With the extreme heat and heat advisories that States across the nation are experiencing, please remember that elderly people (that is, people aged 65 and older) are more prone to heat stress than younger people for several reasons:
- Elderly people do not adjust as well as young people to sudden changes in temperature.
- They are more likely to have a chronic medical condition that changes normal body responses to heat.
- They are more likely to take prescription medicines that impair the body’s ability to regulate its temperature or that inhibit perspiration.
Heat exhaustion is a heat-related illness that can occur after you’ve been exposed to high temperatures for several days and have become dehydrated. Although heat exhaustion isn’t as serious as heat stroke, it isn’t something to be taken lightly. Without proper intervention, heat exhaustion can progress to heat stroke, which can damage the brain and other vital organs, and even cause death.

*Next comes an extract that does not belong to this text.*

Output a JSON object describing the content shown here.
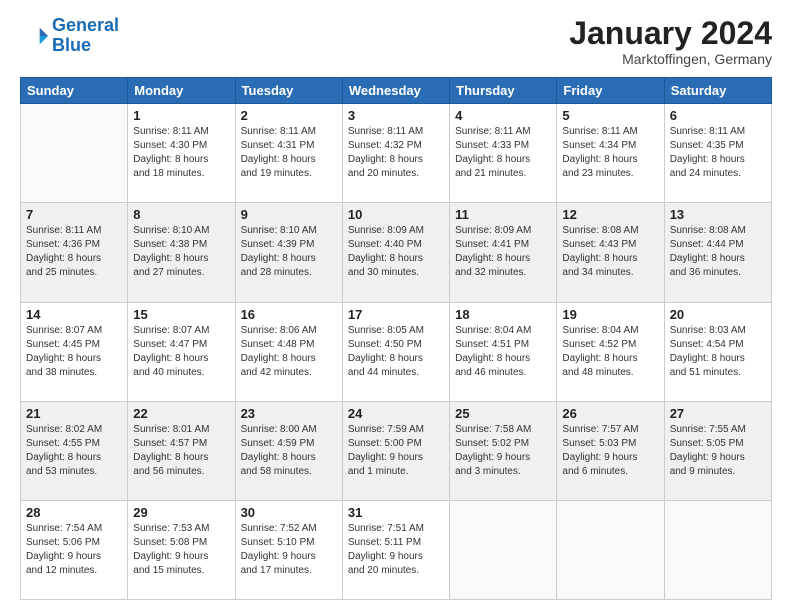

There are two types of heat exhaustion:
– Water depletion. Signs include excessive thirst, weakness, headache and consciousness.
– Salt depletion. Signs include nausea and vomiting, frequent muscle cramps, and dizziness.
Symptoms of Heat Exhaustion
- Dark-colored urine (a sign of dehydration)
- Muscle cramps
- Nausea or vomiting
- Pale skin
- Profuse sweating
- Rapid heartbeat
Heat Stroke (also known as sunstroke) is the most serious form of heat injury and is a medical emergency. It occurs when the body temperature becomes unable to control its temperature: the body’s temperature rises rapidly and the body loses its ability to sweat and is unable to cool down. Body temperatures rise to 106°F or higher within 10 to 15 minutes. Heat stroke can cause damage to the brain and other internal organs (or even death) if emergency treatment is not provided.
Signs and Symptoms of Heat Stroke
- An extremely high body temperature (above 103°).
- Red, hot and dry skin (no sweating)
- Rapid, strong pulse
- Throbbing headache
- Muscle weakness or cramps
What You Can Do to Protect Yourself
- Drink cool, non-alcoholic and caffeine-free beverages. (If your doctor generally limits the amount of fluid you drink or has you on water pills, ask your doctor how much you should drink when the weather is hot.) Also, avoid extremely cold liquids, because they can cause cramps.
- Take a cool shower, bath or sponge bath.
- If possible, seek an air-conditioned environment. (If you don’t have air-conditioning, consider visiting an air-conditioned shopping mall or public library to cool off.)
- Wear lightweight clothing.
- If possible, remain indoors in the heat of the day.
- Do not engage in strenuous activities.
What You Should Do to Protect the Elderly
- Visit older adults at risk at least twice a day and watch them for signs of heat stroke or exhaustion.
- Encourage them to increase their fluid intake by drinking cool, non-alcoholic beverages regardless of their activity level.
- Take them to air-conditioned locations if they have transportation.
What You Can Do for Someone With Heat Stress
If you see any signs of severe heat stress, you may be dealing with a life-threatening emergency. Call for immediate medical assistance and begin cooling the affected person. Do the following:
- Get the person to a shady area.
- Cool the person rapidly, using whatever methods you have. For example, immerse the person in a tub of cool water; place the person is a cool shower, spray the person with cool water from a garden hose, sponge the person with cool water, or wrap the person in a cool, wet sheet and fan him/her vigorously.
- Monitor body temperature and continue cooling efforts until the body temperature drops to 101°-102°F.
- If emergency medical personnel are delayed, call the hospital emergency room for further instructions.
- Do not give the person alcohol to drink.
- Get medical assistance as soon as possible.
Check with your doctor to see if your health conditions and medications are likely to affect your ability to cope with extreme heat and humidity.
Source: Web MD, CDC